Our site was tucked in the trees. We hadn’t been around this many trees since staying in Lenoir, NC over Halloween. Our Starlink internet worked well because we kept our motorhome nose right at the edge of our site property. This benefited us greatly because we had ample room to put up our Quickset, which was also all tucked in the trees. This is the first campsite we’ve been in where we actually felt as though we were camping. We made fire in the fire pit and cooked dutch oven chili, smores, banana boats, and blackberry cobbler. We became nostalgic and decided that we definitely need to go tent camping again, soon.
Not only did this location have trees, and suitable temperatures for cooking on a firepit, but it also had trails that you could take down to the river. These trails provided tucked away spots where you could go out on the rocks and play in the water. Your feet might get wet, but it was totally worth it. We found about six different locations where we could get to the water. The views were spectacular, the water was refreshing and you could just watch all of your worries and cares flow away through the shallow moving river that was bumping along the rocks. Our eldest even said that the air smelled better here than it has anywhere else. Yes, my son, it certainly does.
If you drive over to Mt Hood Village, you can take a 35-mile self guided tour along their Hood River Fruit Loop Trail.

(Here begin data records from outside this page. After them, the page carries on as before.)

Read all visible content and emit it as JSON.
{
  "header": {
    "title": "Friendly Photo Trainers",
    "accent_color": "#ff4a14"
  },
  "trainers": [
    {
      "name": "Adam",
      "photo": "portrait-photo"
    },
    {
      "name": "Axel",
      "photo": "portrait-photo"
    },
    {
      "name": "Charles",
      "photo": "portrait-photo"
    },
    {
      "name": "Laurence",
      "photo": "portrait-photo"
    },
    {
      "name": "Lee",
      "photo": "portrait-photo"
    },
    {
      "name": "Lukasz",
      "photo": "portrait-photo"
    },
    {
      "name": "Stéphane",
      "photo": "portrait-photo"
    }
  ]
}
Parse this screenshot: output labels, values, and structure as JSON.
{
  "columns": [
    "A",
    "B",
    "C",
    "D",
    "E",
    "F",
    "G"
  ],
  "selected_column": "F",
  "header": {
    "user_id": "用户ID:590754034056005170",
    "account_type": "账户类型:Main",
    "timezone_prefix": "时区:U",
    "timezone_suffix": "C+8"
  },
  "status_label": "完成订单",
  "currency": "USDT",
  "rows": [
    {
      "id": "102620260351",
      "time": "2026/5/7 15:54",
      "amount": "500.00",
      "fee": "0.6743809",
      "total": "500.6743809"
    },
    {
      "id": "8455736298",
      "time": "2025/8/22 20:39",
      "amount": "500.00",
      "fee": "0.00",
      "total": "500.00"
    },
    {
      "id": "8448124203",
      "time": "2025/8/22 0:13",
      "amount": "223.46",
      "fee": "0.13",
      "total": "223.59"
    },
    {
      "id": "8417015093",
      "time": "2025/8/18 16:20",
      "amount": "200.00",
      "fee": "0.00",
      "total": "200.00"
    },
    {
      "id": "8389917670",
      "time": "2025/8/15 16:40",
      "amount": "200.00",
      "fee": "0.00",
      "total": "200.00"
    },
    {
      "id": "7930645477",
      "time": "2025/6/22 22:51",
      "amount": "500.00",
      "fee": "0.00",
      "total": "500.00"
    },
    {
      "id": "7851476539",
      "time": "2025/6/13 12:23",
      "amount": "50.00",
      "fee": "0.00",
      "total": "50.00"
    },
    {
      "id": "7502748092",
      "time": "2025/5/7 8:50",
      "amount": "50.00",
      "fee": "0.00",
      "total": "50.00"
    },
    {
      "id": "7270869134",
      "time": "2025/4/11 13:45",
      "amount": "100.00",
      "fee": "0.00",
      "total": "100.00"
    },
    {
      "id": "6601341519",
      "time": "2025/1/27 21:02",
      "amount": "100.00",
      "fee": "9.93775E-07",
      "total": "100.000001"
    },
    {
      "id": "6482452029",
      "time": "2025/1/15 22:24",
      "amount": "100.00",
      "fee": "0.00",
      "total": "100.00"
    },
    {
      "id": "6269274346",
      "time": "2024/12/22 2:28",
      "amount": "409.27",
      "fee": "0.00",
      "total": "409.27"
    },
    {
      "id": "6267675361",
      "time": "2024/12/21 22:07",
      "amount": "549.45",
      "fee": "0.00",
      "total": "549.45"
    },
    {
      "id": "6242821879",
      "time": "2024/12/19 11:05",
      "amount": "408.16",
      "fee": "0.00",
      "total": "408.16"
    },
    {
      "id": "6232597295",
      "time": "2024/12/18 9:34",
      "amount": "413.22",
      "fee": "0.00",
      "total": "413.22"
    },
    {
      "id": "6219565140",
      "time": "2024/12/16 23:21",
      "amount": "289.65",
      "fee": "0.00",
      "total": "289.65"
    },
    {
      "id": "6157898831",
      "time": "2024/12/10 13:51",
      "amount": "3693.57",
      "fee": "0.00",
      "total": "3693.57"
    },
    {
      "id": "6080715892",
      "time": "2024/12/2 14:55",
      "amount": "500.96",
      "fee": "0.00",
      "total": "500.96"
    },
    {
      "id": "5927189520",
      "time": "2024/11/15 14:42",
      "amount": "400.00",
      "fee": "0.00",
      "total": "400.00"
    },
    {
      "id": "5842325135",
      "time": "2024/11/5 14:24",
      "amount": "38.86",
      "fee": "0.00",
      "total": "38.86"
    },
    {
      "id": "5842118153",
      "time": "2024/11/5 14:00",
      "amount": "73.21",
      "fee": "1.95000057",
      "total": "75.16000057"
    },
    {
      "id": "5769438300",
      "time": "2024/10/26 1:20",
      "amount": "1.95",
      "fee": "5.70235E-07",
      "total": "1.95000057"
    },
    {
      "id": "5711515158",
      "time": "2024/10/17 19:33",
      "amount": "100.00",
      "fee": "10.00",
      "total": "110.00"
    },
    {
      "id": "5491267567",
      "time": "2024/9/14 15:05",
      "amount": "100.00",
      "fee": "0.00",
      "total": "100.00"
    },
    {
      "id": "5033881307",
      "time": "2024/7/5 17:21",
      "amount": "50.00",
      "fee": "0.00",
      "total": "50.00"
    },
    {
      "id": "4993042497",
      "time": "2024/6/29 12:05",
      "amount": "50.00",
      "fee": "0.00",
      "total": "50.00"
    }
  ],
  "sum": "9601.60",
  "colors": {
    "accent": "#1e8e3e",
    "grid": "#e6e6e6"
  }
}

There are 27 fruit stands, U-pick farms, fruit orchards and small town shops along the way that will provide you with the most delicious fruits, ciders, brews, wines, and produce you can imagine. We came home stocked full of cherries, blueberries, raspberries and cider. Luckily Jason was the voice of reason and the dog was home alone, so we couldn’t visit every stand and break the bank. One day, however, I’d love to go back and see more.
Last, but certainly not least, we were able to drive up to the Timberline Lodge on Mt Hood which is such a high mountain that you can ski on the slopes for ten months out of the year. Since we arrive the very end of July, the lodge was getting ready to shut down for it’s two month rest period. That was not stopping the avid skiers and snowboarders who were still riding up the lifts and sailing down the slopes. We were able to ride half way up as pedestrians and play in the snow. Now, I’ve been a skier since I was 7 years old and I’ve never been so terrified being on a ski lift as I was that day. Who knew that having ski gear on and a large blanket of white snow below you gives massive amounts of security. Not me, obviously. But luckily we made it. The air was still fresh and chill, the snow was a bit choppy, but it was also the end of July. We got to walk back down the mountain on foot, bypassing the ski lift declining the mountain, and witness the views of a lifetime.
Once we got back down to the Timberline Lodge, we were able to go in and check out the high-alpine lodge that was built back in 1937 by the stone and timbers in the area. It was constructed by the same man who designed the Zion Mountain Lodge who constructed the stone fireplace with 800,000 lbs of stone. The interior holds artifacts from the beginning showing the history and love that are held within this lodge. And as a special bonus for those Stanley Kubrick lovers out there, the Timberline lodge was also the hotel in the woods for the Shining. Such an amazing adventure and wonderful experience on so many levels!